"Gun," Jane repeats.  "Give it to me, now, so I can shoot that Walker before his groaning brings his buddies."

"Oh!"  Maura, apparently, is going to need some things broken down for her.  "Backseat."

Instincts override blood loss: Jane cocks, loads, sights, and gets him through the window, right between the eyes.  "Drive faster," she orders, letting her eyes drift shut.  

"I didn't want to run through the gas too quickly," Mara says.  "It's hard to come by these days."

"If you're waiting for a Texaco, sure," Jane mumbles.  "You gotta siphon it from abandoned cars."

"But I don't have a siphon," Maura objects.

Jane makes an irritated sound she is fairly certain has never before escaped her lips.  "With your mouth, Maura."

"That's incredibly dangerous," she is informed.

"So's life," Jane shoots back, slouching into the seat.

A pause.  "Fine.  Then we'll take turns."

Jane pretends to look out the window so Maura can't see her face.  "Fine."

"You should drink some water," Maura says.  "It'll help reverse the hypovolemia."

Jane unscrews the top on the bottle from the cup holder, letting the tepid liquid trickle down her parched throat.  She's never tasted anything so good in her life.  

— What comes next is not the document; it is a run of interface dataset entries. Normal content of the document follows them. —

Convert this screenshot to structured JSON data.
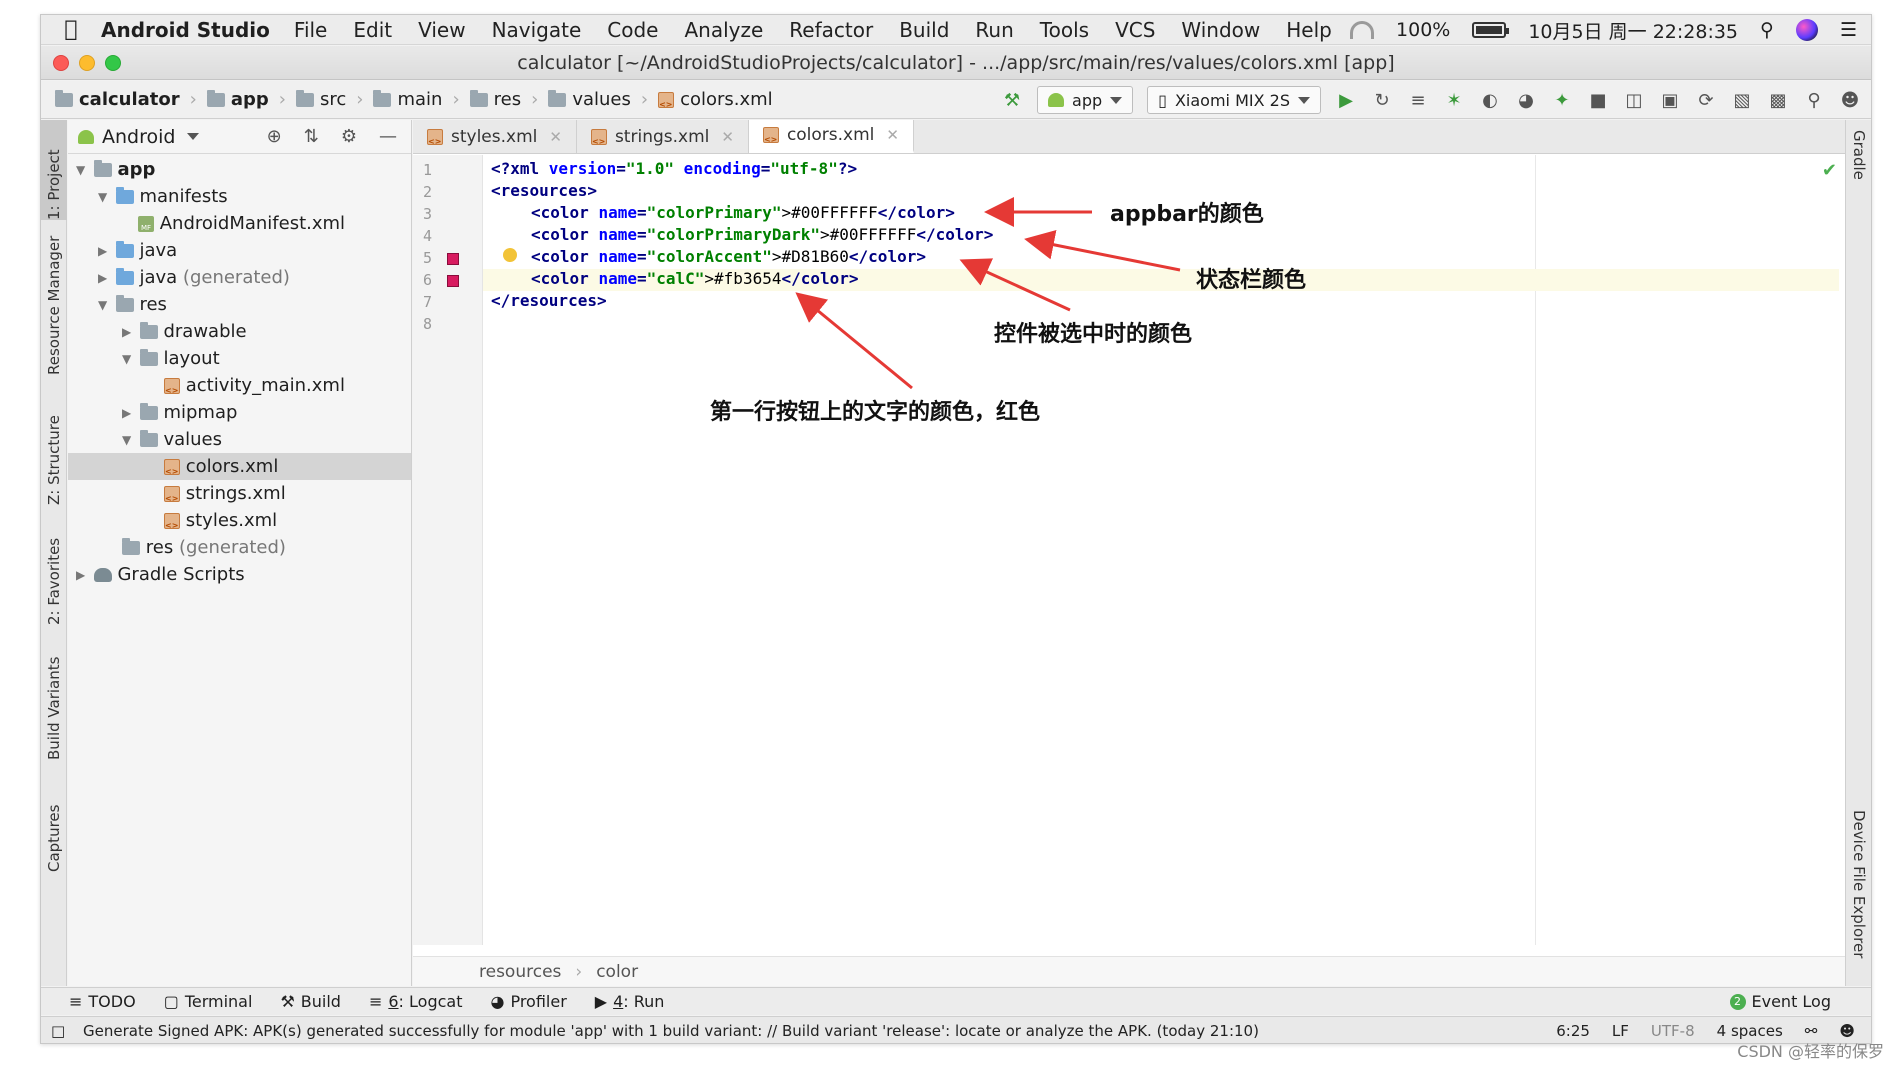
{
  "menubar": {
    "app": "Android Studio",
    "items": [
      "File",
      "Edit",
      "View",
      "Navigate",
      "Code",
      "Analyze",
      "Refactor",
      "Build",
      "Run",
      "Tools",
      "VCS",
      "Window",
      "Help"
    ],
    "battery": "100%",
    "clock": "10月5日 周一 22:28:35"
  },
  "window": {
    "title": "calculator [~/AndroidStudioProjects/calculator] - .../app/src/main/res/values/colors.xml [app]"
  },
  "navbar": {
    "crumbs": [
      "calculator",
      "app",
      "src",
      "main",
      "res",
      "values",
      "colors.xml"
    ],
    "run_config": "app",
    "device": "Xiaomi MIX 2S"
  },
  "left_tabs": [
    "1: Project",
    "Resource Manager",
    "Z: Structure",
    "2: Favorites",
    "Build Variants",
    "Captures"
  ],
  "right_tabs": [
    "Gradle",
    "Device File Explorer"
  ],
  "project": {
    "view": "Android",
    "tree": [
      {
        "label": "app",
        "bold": true
      },
      {
        "label": "manifests"
      },
      {
        "label": "AndroidManifest.xml"
      },
      {
        "label": "java"
      },
      {
        "label": "java",
        "suffix": "(generated)"
      },
      {
        "label": "res"
      },
      {
        "label": "drawable"
      },
      {
        "label": "layout"
      },
      {
        "label": "activity_main.xml"
      },
      {
        "label": "mipmap"
      },
      {
        "label": "values"
      },
      {
        "label": "colors.xml"
      },
      {
        "label": "strings.xml"
      },
      {
        "label": "styles.xml"
      },
      {
        "label": "res",
        "suffix": "(generated)"
      },
      {
        "label": "Gradle Scripts"
      }
    ]
  },
  "editor": {
    "tabs": [
      "styles.xml",
      "strings.xml",
      "colors.xml"
    ],
    "line_numbers": [
      "1",
      "2",
      "3",
      "4",
      "5",
      "6",
      "7",
      "8"
    ],
    "lines": {
      "l1_a": "<?xml ",
      "l1_b": "version",
      "l1_c": "=",
      "l1_d": "\"1.0\"",
      "l1_e": " encoding",
      "l1_f": "=",
      "l1_g": "\"utf-8\"",
      "l1_h": "?>",
      "l2": "<resources>",
      "color_open": "<color ",
      "name_attr": "name",
      "eq": "=",
      "c1_name": "\"colorPrimary\"",
      "c1_val": ">#00FFFFFF",
      "c2_name": "\"colorPrimaryDark\"",
      "c2_val": ">#00FFFFFF",
      "c3_name": "\"colorAccent\"",
      "c3_val": ">#D81B60",
      "c4_name": "\"calC\"",
      "c4_val": ">#fb3654",
      "color_close": "</color>",
      "l7": "</resources>"
    },
    "breadcrumb": [
      "resources",
      "color"
    ]
  },
  "annotations": {
    "appbar": "appbar的颜色",
    "statusbar": "状态栏颜色",
    "selected": "控件被选中时的颜色",
    "buttontext": "第一行按钮上的文字的颜色，红色"
  },
  "bottom_tools": {
    "todo": "TODO",
    "terminal": "Terminal",
    "build": "Build",
    "logcat_num": "6",
    "logcat": ": Logcat",
    "profiler": "Profiler",
    "run_num": "4",
    "run": ": Run",
    "event_log": "Event Log",
    "event_count": "2"
  },
  "status": {
    "message": "Generate Signed APK: APK(s) generated successfully for module 'app' with 1 build variant: // Build variant 'release': locate or analyze the APK. (today 21:10)",
    "position": "6:25",
    "line_sep": "LF",
    "encoding": "UTF-8",
    "indent": "4 spaces"
  },
  "watermark": "CSDN @轻率的保罗",
  "colors": {
    "arrow": "#e53935",
    "marker": "#d81b60"
  }
}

Maura's fingers tap the wheel.  "You should really have antibiotics."

Jane shrugs.  "I'll be fine."

"Says the woman I found bleeding to death," Maura retorts.  "I have a plan.  According to the map, we're five hours east of a small regional hospital.  It's probably been looted long ago, but I think it's our best shot."

Jane shifts uncomfortably.  "I guess it wouldn't really help you if I died, after all the work you did to save me."

"It certainly wouldn't," Maura agrees.  "I'd be in the car with a flesh-eating monster I strapped in myself."

Jane snorts.  "There's that."

Maura reaches for her hand, and Jane's heart rattles in her rib cage.  She doesn't pull away.

"I'm just checking your pulse," Maura says.  "It's a little faster than I'd like...are you feeling any kind of stress?"

"Nah," Jane manages.  "Just a regular day with one leg in a lawless wasteland roamed by hordes of the undead."

Maura smiles.  "If it's any comfort, I have wine in the trunk."

"I'm more of a beer girl," Jane answers.

"Thank goodness I found you," Maura replies, her delicate brows lifting.  "To save you from yourself and your terrible taste."

Jane sputters out a laugh.  "Thank goodness," she echoes.